This procedure can reduce swelling and cause the vein to shrink. Over time, the spider vein fades or vanishes. Several treatments may be necessary to obtain the desired result.
Similar to sclerotherapy, closure system treatment involves injecting a substance into the affected veins. This substance is sticky, and it closes the vein off from blood flow, causing the spider vein to fade or disappear with time.
As with sclerotherapy, a person may require several treatments to produce the desired outcome.
A healthcare professional can use a laser to treat small spider veins close to the skin’s surface. The laser is a strong, focused beam of light that causes the spider vein to clot and dry up.
Endovenous laser therapy (EVLT)
EVLT is a newer procedure for treating spider veins and small varicose veins.

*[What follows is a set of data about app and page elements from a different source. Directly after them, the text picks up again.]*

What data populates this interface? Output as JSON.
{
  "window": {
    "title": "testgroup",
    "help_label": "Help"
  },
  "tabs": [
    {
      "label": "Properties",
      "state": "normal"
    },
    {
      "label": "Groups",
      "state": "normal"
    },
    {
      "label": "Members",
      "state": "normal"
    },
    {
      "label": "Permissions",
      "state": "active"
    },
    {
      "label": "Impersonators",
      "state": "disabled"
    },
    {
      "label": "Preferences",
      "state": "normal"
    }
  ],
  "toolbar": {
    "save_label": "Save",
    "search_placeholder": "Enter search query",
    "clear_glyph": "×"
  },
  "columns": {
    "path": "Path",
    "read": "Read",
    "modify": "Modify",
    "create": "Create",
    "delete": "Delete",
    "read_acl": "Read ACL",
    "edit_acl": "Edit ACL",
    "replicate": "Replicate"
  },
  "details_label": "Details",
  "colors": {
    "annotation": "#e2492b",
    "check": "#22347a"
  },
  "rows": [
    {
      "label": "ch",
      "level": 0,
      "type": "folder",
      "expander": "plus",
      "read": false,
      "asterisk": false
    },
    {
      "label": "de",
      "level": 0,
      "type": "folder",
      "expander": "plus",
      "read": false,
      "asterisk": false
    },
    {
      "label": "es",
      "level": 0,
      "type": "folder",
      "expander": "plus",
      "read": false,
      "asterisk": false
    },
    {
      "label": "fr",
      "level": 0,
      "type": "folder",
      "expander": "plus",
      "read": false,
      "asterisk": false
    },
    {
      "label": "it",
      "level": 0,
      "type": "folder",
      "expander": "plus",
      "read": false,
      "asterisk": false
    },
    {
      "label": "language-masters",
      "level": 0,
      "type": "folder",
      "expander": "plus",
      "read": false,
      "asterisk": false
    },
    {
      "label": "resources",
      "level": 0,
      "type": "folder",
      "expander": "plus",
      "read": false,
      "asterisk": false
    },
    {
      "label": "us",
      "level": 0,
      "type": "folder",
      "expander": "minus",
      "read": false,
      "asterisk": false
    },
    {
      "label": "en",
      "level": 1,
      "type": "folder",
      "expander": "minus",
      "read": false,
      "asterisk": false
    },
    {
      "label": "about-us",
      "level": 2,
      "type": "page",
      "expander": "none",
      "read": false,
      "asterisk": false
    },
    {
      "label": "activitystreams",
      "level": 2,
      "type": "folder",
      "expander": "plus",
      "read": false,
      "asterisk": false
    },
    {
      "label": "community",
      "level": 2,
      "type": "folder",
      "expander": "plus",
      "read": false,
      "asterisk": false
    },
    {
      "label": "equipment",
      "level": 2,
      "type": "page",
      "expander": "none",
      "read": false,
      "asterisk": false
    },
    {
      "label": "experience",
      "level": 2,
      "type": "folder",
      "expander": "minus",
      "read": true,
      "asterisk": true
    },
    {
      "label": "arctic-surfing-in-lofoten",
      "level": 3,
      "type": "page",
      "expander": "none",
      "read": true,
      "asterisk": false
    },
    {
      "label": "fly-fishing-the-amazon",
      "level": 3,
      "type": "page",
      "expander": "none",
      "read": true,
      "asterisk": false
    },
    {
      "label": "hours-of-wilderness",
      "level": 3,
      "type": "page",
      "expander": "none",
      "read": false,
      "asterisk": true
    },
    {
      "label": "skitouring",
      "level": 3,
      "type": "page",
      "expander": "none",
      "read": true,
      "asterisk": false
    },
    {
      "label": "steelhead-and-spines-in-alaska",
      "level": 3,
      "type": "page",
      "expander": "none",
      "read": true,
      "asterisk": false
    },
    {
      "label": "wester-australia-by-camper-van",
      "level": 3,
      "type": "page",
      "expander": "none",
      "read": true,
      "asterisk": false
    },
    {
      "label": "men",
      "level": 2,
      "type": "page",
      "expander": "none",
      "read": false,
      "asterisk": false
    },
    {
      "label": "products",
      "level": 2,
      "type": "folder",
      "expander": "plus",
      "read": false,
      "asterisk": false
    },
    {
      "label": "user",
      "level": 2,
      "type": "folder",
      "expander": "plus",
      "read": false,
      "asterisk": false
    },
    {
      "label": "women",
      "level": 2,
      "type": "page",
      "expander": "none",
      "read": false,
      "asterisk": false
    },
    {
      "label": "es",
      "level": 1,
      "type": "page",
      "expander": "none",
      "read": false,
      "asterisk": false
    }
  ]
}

A healthcare professional makes a small incision in the affected vein and then inserts a laser fiber. The laser applies heat directly to the vein and causes it to collapse. The vein may take several months or up to a year to disappear.
EVLT involves the use of local anesthesia.
Although some surgical treatments can be effective for
Certain lifestyle changes and self-care tips can help prevent new spider veins from appearing or stop existing ones from getting worse. These include:
- Wearing sunscreen: Applying sunscreen every day can help prevent spider veins, particularly on the face. Use sun-protective hats and clothing when outdoors for extended periods.
- Reaching or maintaining a moderate weight: This helps reduce pressure on the veins and keeps blood flowing well.
- Wearing compression stockings: If spider veins or varicose veins are a concern or run in the family, consider wearing compression stockings or socks.
- Staying mobile: Avoid sitting or standing for extended periods without taking a break.
- Avoiding tight clothing: Clothing that is too tight around the waist, legs, or pelvis can restrict blood flow and may increase the risk of spider veins.
- Avoiding overuse of hot tubs and saunas: Excessive heat can cause veins to swell, increasing the risk of dilated and bulging veins in the legs.
- Limiting alcohol consumption: Drinking alcohol can cause flushing in the face and broken blood vessels in some people.
- Getting regular exercise: Physical activity can help improve circulation and prevent blood from pooling in the legs.
- Elevating the legs: Raising the legs when sitting or lying down can help prevent blood from pooling downward in the legs.
- Contacting a dermatologist: People with skin conditions that can increase the risk of spider veins, such as rosacea, may want to consider contacting a doctor or dermatologist to discuss treatment options.
- Using cover-up products: If the appearance of spider veins is a concern, people may wish to use body or leg makeup to mask or minimize them temporarily. Self-tanning products can also work for this purpose.
Spider veins result from damaged veins or burst blood vessels. They are typically painless and do not cause health problems, but some people may wish to treat them for cosmetic reasons.
A variety of treatment options can help improve the appearance of spider veins or remove them altogether. For medical procedures, it is always essential to consult a licensed healthcare professional who specializes in dermatology, vein care, or cosmetic or plastic surgery.